The Little Things That Matter in Writing


As an editor, I am used to correcting the typical writing errors that appear in most papers, such as those having to do with spelling, vocabulary usage, punctuation, tense, and grammar. However, in addition to those common errors, some writers make little ones which should be corrected before their documents are submitted for publication or review. Here are a few of them:

  1. Inconsistencies in terms of font and size: Some writers vary their use of font and text size in their papers, sometimes in the same paragraph. This often occurs when the writer has copied and pasted text from another source into his or her document. This error detracts from the appearance of the paper, and may cause difficulties in comprehension for the reader. It is very easy to correct this mistake. Once the paper has been completed, the writer need only choose “Select All” from the toolbar at the top of Microsoft Word, and then designate one style of font and one size. Of course, if there are titles, subtitles, headings, charts, graphs, etc., then choosing “Select All” would be a mistake. In that case, sections of text should be chosen and highlighted separately, and then standardized.
  2. Misaligned margins: Some documents suffer from inconsistent left-side margins or/and varying types of alignment. Some parts of a paper may be further or closer to the left-side margin than others, and some sections of text may be aligned-left, while others are aligned-right, or centered, or justified in terms of block text. The only instances in which there should be variations in terms of alignment should be when inserting long quotes or graphs or charts or tables or other additions to the regular text.
  3. Paragraph styles: Within a paper, all paragraphs should either be indented or block justified. Block justified paragraphs should be separated from each other by one space. In general, indented paragraphs shuld not be separated by spaces.
  4. Headings, subheadings, and titles: All headings, subheadings, titles, etc. should be consistent in terms of font, size, and the use of italics and boldface. That is not to say that all headings must be the same. Major headings or titles may be written differently from minor headings or titles, but all major headings should look alike and all minor headings should be consistently written.
  5. Numbering: If letters or numbers are used to designate sections in a paper, they should be consistent and in order. If the writer begins by using capital letters to designate sections, then he or she should continue with that, and not skip letters. The same is true in terms of lower case letters. This also applies to numbers. They should all be either Arabic or Roman. All letters or numbers should also be consistent in terms of the use of boldface and italics. Of course, there may be differences in terms of lettering or numbering when designating different types of information. For example, major headings might be set off with the use of capital letters in boldface, and individual facts listed below them may be designated by the use of lower case letters or Roman or Arabic numerals that are not in boldface. There also may be differences in size from one type of heading to another. It is important, however, that all sections of similar importance be designated with the same type of letter or number in the same size.
  6. Use of capitalization: Besides the normal use of capital letters at the beginnings of sentences and for proper nouns, they can be used to set off titles. If they are used for that purpose, then all similar paragraphs must be written in that way.

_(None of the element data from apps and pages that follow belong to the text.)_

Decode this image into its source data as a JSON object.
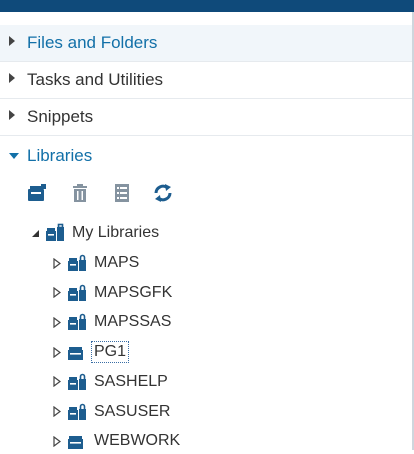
{
  "sections": [
    {
      "id": "files",
      "label": "Files and Folders",
      "state": "active"
    },
    {
      "id": "tasks",
      "label": "Tasks and Utilities",
      "state": "collapsed"
    },
    {
      "id": "snippets",
      "label": "Snippets",
      "state": "collapsed"
    },
    {
      "id": "libraries",
      "label": "Libraries",
      "state": "expanded"
    }
  ],
  "toolbar": {
    "icons": [
      "new-library-icon",
      "delete-icon",
      "properties-icon",
      "refresh-icon"
    ]
  },
  "tree": {
    "root": {
      "label": "My Libraries",
      "icon": "library-group-icon"
    },
    "items": [
      {
        "label": "MAPS",
        "icon": "library-lock-icon"
      },
      {
        "label": "MAPSGFK",
        "icon": "library-lock-icon"
      },
      {
        "label": "MAPSSAS",
        "icon": "library-lock-icon"
      },
      {
        "label": "PG1",
        "icon": "library-icon",
        "selected": true
      },
      {
        "label": "SASHELP",
        "icon": "library-lock-icon"
      },
      {
        "label": "SASUSER",
        "icon": "library-lock-icon"
      },
      {
        "label": "WEBWORK",
        "icon": "library-icon"
      }
    ]
  },
  "colors": {
    "accent": "#1270a8",
    "icon": "#1d5d8f",
    "topbar": "#0f4a7a"
  }
}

These fine points are important to the appearance of a paper, and consistency in terms of their use should be incorporated into all documents.